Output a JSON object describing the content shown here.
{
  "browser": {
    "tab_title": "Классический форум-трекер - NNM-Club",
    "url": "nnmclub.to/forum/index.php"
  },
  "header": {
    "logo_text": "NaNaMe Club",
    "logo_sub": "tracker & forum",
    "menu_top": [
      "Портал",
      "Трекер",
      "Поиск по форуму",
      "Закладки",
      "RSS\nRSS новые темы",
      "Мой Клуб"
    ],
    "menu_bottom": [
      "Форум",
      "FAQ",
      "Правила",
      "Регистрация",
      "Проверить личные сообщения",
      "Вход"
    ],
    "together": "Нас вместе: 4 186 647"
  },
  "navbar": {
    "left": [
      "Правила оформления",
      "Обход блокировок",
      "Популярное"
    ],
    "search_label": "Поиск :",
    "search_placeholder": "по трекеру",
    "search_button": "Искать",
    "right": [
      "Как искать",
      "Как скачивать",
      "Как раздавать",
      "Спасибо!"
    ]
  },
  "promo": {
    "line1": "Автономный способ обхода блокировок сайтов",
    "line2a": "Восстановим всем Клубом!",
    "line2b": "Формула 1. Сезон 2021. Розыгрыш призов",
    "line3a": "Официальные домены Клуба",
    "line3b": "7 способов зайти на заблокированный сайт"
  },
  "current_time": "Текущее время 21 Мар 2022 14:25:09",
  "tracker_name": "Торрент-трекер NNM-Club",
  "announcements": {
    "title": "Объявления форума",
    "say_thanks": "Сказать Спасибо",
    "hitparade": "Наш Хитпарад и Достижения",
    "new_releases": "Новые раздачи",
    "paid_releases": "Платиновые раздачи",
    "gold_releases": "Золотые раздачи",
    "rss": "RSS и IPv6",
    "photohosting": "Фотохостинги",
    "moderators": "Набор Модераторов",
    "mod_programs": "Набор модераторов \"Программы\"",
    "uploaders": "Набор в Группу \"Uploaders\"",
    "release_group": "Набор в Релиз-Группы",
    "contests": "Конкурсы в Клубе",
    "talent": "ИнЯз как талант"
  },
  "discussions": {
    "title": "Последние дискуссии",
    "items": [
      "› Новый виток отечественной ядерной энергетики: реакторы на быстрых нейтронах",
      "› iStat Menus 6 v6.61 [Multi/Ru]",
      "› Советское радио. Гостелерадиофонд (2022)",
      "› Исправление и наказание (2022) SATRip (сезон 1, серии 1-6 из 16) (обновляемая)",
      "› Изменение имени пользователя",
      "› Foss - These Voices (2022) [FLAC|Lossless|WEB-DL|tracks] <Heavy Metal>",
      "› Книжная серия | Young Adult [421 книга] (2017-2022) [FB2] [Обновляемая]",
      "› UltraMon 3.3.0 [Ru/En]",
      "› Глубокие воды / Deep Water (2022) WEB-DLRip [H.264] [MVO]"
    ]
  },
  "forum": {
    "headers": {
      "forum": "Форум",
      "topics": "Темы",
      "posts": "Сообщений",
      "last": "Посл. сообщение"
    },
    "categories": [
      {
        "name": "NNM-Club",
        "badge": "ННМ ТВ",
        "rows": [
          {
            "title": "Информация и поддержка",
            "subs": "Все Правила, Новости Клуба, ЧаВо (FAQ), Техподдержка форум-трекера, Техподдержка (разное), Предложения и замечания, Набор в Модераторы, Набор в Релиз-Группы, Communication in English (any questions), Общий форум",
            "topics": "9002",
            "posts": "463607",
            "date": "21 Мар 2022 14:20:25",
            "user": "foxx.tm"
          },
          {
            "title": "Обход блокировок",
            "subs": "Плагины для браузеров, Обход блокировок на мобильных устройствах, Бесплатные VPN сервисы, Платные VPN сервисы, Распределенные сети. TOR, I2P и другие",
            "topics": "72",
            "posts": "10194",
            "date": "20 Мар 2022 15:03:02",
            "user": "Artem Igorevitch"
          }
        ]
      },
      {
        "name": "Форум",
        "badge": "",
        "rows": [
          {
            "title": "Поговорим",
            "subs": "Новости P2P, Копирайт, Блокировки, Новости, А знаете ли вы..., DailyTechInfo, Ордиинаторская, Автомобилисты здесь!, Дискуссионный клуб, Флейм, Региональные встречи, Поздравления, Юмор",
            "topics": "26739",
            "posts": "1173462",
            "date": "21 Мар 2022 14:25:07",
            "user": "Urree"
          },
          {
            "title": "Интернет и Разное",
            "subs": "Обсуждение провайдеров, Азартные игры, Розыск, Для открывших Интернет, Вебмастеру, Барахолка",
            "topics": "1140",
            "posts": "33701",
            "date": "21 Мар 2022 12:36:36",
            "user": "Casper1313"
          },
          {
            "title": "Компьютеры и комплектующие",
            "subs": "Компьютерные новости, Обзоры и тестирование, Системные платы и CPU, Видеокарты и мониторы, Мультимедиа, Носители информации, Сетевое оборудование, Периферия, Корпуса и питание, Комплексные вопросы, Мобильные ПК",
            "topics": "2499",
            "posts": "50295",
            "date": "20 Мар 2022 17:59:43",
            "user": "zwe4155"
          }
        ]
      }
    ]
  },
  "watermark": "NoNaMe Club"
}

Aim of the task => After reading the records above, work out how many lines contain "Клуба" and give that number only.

Solution for this task => 2